       A corollary to the "I've got to have what THEY have" syndrome is the idolization of glamour/celebrity/charisma:  "Let's make sure our leader has panache!"  The continued story of Saul illustrates this as well.  Saul turned out to be disobedient to God, as well as a bit of a wacko. And God directed Samuel again to anoint a successor. Before starting the selection process, however, God warns Samuel, "Do not judge from his appearance for from his lofty stature . . .  Not as [a person] sees does God see, because [a person] sees the appearance but the Lord looks into the heart" (1 Samuel 16.7). Samuel does NOT choose one of the good-looking big brothers, but rather David .
       These stories came to mind this week, in the aftermath of the Golden Globe awards, and the acceptance speech given by Oprah Winfrey.  By almost all accounts it was a very powerful speech. She was clearly able to address a timely issue in a very moving and persuasive way.
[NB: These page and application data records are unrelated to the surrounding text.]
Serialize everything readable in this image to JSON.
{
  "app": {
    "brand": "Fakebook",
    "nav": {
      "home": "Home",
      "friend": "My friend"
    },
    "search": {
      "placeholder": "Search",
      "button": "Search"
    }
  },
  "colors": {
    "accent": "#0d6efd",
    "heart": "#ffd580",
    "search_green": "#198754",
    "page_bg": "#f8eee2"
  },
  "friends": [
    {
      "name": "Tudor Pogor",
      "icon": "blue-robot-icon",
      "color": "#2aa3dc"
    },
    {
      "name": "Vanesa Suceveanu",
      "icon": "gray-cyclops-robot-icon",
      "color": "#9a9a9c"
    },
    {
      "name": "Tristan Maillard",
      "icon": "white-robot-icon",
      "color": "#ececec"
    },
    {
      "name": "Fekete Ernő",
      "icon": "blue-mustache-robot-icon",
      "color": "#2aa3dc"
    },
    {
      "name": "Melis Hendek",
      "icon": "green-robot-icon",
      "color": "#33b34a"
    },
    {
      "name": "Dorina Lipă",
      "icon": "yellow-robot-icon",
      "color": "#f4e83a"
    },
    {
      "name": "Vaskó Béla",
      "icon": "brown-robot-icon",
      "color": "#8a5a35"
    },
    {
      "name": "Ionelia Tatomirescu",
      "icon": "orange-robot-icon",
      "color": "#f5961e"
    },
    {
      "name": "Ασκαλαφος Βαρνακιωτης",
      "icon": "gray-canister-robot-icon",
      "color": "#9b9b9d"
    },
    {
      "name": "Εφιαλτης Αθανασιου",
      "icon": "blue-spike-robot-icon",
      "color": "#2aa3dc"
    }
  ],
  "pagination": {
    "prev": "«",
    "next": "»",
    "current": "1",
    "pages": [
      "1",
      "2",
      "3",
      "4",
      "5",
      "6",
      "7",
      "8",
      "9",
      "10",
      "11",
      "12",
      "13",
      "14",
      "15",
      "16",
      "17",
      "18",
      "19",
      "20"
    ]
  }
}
Almost immediately, on social media and in print, voices called for her to consider a run for the presidency in 2020. Now, I think Oprah is an amazing human being who has had an incredible career (or several careers!). But her celebrity and passion, in my mind, are not sufficient qualifications for the highest office in the US. I don't believe we should let our discontent with the current situation propel us past good sense. It may make us feel good in the moment, but the "moment" is only  . . . momentary. We need to take a longer, more sober, view, and select leaders based on their qualifications to lead the complex systems that are governments.
       We are very prone to look for a quick fix. And we often look to "success" elsewhere as a potential model for our own, whether that "success" is couched in terms of "power" or "celebrity". The history of that is long, of course, as I've noted above. And I think about it every time I read the Psalms, where the Israelite "envy" of other's armies is put it in its place. The psalmist contrasts that selection criterion with a bit more lofty one.

There is no king that can be saved by a mighty army;
    a strong man is not delivered by his great strength.
The horse is a vain hope for deliverance;
    for all its strength it cannot save.
Behold, the eye of the Lord is upon those who fear him,
    on those who wait upon his love . . . (Ps 33.16-18)**

God is not impressed by the might of a horse;
    God has no pleasure in the strength of a man;
But the Lord has please in those who fear him,
    in those who await his gracious favor. (Ps 147.11-12)



* Quotations from 1 Samuel are from the New American Bible.
**  Quotations from the Psalms are from the 1979 Book of Common Prayer.

PS: If you would like to comment on this reflection, please surf on over to my blog "On a Bike and a Prayer" at